“Any future decisions to implement autonomous haulage will be made on a site-by-site basis.”
The move to automation has been a boost for the local economy, with more than 30 regional business in Central Queensland supporting the preparatory work for the rollout.
These contracts amount to over $4.2m out of the planned $8.2m spend.
Goonyella general manager Sean Milfull said the local businesses have upskilled their staff, and in some cases have employed several new staff to support the works being completed at the mine ahead of the first trucks being operational from September this year. “Autonomous haulage will help us further improve safety and productivity on site, and we are creating new roles and opportunities for the people of Central Queensland,” he said.
Mackay-based NB Industries is completing the fit-out of ancillary equipment, a critical piece of work that enables equipment to be visible and communicate via the autonomous system.
“This type of work is generally done by OEMs so it is a great example of a local business demonstrating their capacity to support autonomous work,” Mr Milfull said.
“NB Industries have employed three new full time tradesmen to support the work. They are in addition to their roster of eight full time tradesmen.”
The business has also had to use additional labour for some short term works during the rollout, increasing the team as required at times.
The work NB Industries is completing requires a mixtures of auto electrical, communications and boiler maker trades.
As these tradesman are all working together, they are learning skills from each other and some of them have even expressed interest in completing a dual trade.
NB Industries business development manager Simon Plant said the project has afforded the opportunity to employ more local talent, upskill and enhance the experience of the existing workforce and foster multiskilled tradespeople.
“Due to the shortage of skilled tradespeople in our sector, we are passionate about investing in training and mentoring to grow the resourcefulness and relevance of our team and community into the future,” he said.
“NB Industries is 100% Qld-owned and operated, employs local labour and supports local and Qld companies through our local community and our supply chains.”
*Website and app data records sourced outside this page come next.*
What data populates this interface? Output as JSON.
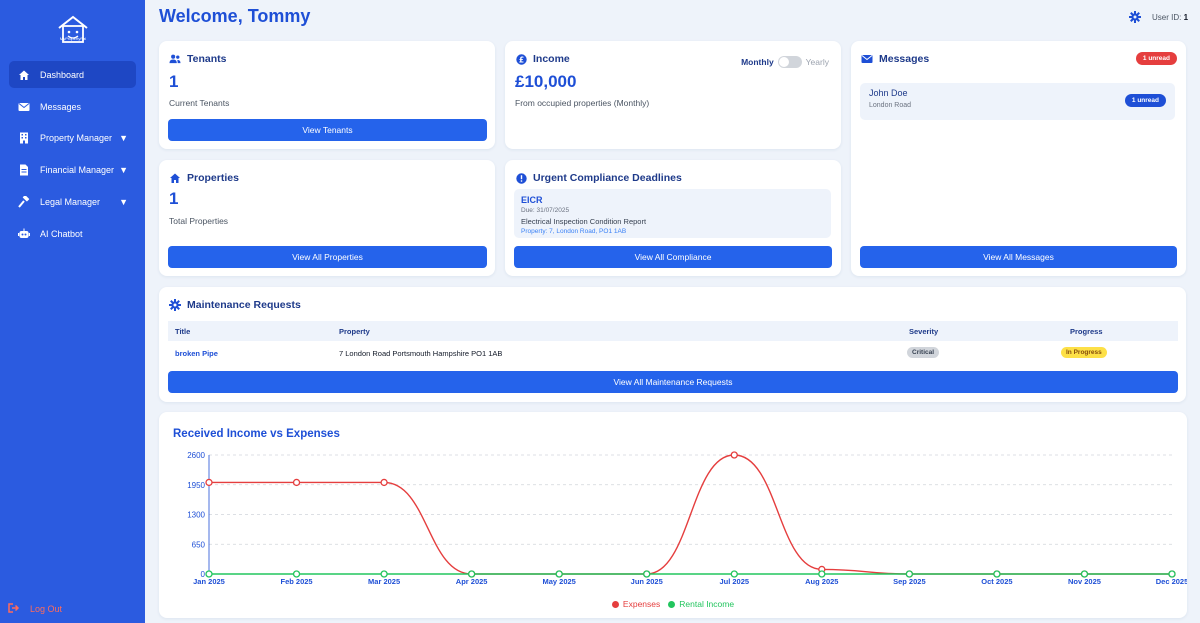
{
  "brand": {
    "logo_text": "MyPropertyPal"
  },
  "sidebar": {
    "items": [
      {
        "label": "Dashboard",
        "icon": "home-icon"
      },
      {
        "label": "Messages",
        "icon": "envelope-icon"
      },
      {
        "label": "Property Manager",
        "icon": "building-icon"
      },
      {
        "label": "Financial Manager",
        "icon": "document-icon"
      },
      {
        "label": "Legal Manager",
        "icon": "gavel-icon"
      },
      {
        "label": "AI Chatbot",
        "icon": "robot-icon"
      }
    ],
    "caret": "▼",
    "logout": "Log Out"
  },
  "header": {
    "title": "Welcome, Tommy",
    "user_id_label": "User ID:",
    "user_id_value": "1"
  },
  "tenants": {
    "title": "Tenants",
    "count": "1",
    "sub": "Current Tenants",
    "button": "View Tenants"
  },
  "income": {
    "title": "Income",
    "amount": "£10,000",
    "sub": "From occupied properties (Monthly)",
    "toggle_left": "Monthly",
    "toggle_right": "Yearly"
  },
  "messages": {
    "title": "Messages",
    "unread_badge": "1 unread",
    "item": {
      "name": "John Doe",
      "sub": "London Road",
      "badge": "1 unread"
    },
    "button": "View All Messages"
  },
  "properties": {
    "title": "Properties",
    "count": "1",
    "sub": "Total Properties",
    "button": "View All Properties"
  },
  "compliance": {
    "title": "Urgent Compliance Deadlines",
    "item": {
      "title": "EICR",
      "due": "Due: 31/07/2025",
      "name": "Electrical Inspection Condition Report",
      "property": "Property: 7, London Road, PO1 1AB"
    },
    "button": "View All Compliance"
  },
  "maintenance": {
    "title": "Maintenance Requests",
    "headers": [
      "Title",
      "Property",
      "Severity",
      "Progress"
    ],
    "row": {
      "title": "broken Pipe",
      "property": "7 London Road Portsmouth Hampshire PO1 1AB",
      "severity": "Critical",
      "progress": "In Progress"
    },
    "button": "View All Maintenance Requests"
  },
  "colors": {
    "accent": "#2563eb",
    "sidebar": "#2b5be0",
    "expenses": "#e53e3e",
    "income": "#22c55e"
  },
  "chart_data": {
    "type": "line",
    "title": "Received Income vs Expenses",
    "categories": [
      "Jan 2025",
      "Feb 2025",
      "Mar 2025",
      "Apr 2025",
      "May 2025",
      "Jun 2025",
      "Jul 2025",
      "Aug 2025",
      "Sep 2025",
      "Oct 2025",
      "Nov 2025",
      "Dec 2025"
    ],
    "series": [
      {
        "name": "Expenses",
        "color": "#e53e3e",
        "values": [
          2000,
          2000,
          2000,
          0,
          0,
          0,
          2600,
          100,
          0,
          0,
          0,
          0
        ]
      },
      {
        "name": "Rental Income",
        "color": "#22c55e",
        "values": [
          0,
          0,
          0,
          0,
          0,
          0,
          0,
          0,
          0,
          0,
          0,
          0
        ]
      }
    ],
    "yticks": [
      "0",
      "650",
      "1300",
      "1950",
      "2600"
    ],
    "ylim": [
      0,
      2600
    ],
    "grid": true,
    "legend": "bottom-center"
  }
}
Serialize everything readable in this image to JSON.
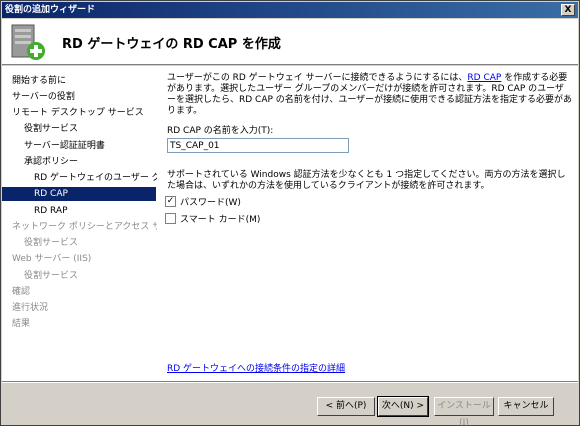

Another beneficiary of the automation is Moranbah-based CPH Mining & Civil, which built the new ramp 25 calibration pad and access road.
The new Komatsu autonomous haulage trucks will have their autonomy functionality tested on the calibration pad before entering the pit to be commissioned.
CPH Mining & Civil owner Colin Ritson said it had been fantastic supporting Goonyella as the mine prepares for autonomous trucks.
“This project has been a great opportunity for the business and for our people,” he said.
The move to automated haulage comes as the Queensland Government provided $3.6m in funding for a Resources Centre of Excellence (RCOE), to be built in Mackay, about two hours away from Goonyella.
Two key components of the Resources Centre of Excellence are:
- An Underground Mining Simulated Training Facility (UMSTF)
- An integrated approach to bringing together the various resources related training and research facilities and services currently available in the region.
With the Mackay-Isaac-Whitsunday region home to 34 operating coal mines, the sector is one of the largest Mining Equipment, Technology and Services (METS) hubs in Australia.
The RCOE will be an important nexus between research, education and the resources industry, allowing the region to capture value from the significant expertise that currently exists there.
The Resources Centre of Excellence is expected to be a collaborative partnership that brings together the current and proposed facilities in the region including, but not limited to Central Queensland University’s (CQU) Engineering Trade Training Facility; CQU’s Robotics and Mechatronics Facility; the Health and Safety Centre; and various Registered Training Organisations.
The UMSTF is proposed to be the physical centre for the RCOE and is based off a Brisbane facility that was previously owned and operated by a local listed mining services company.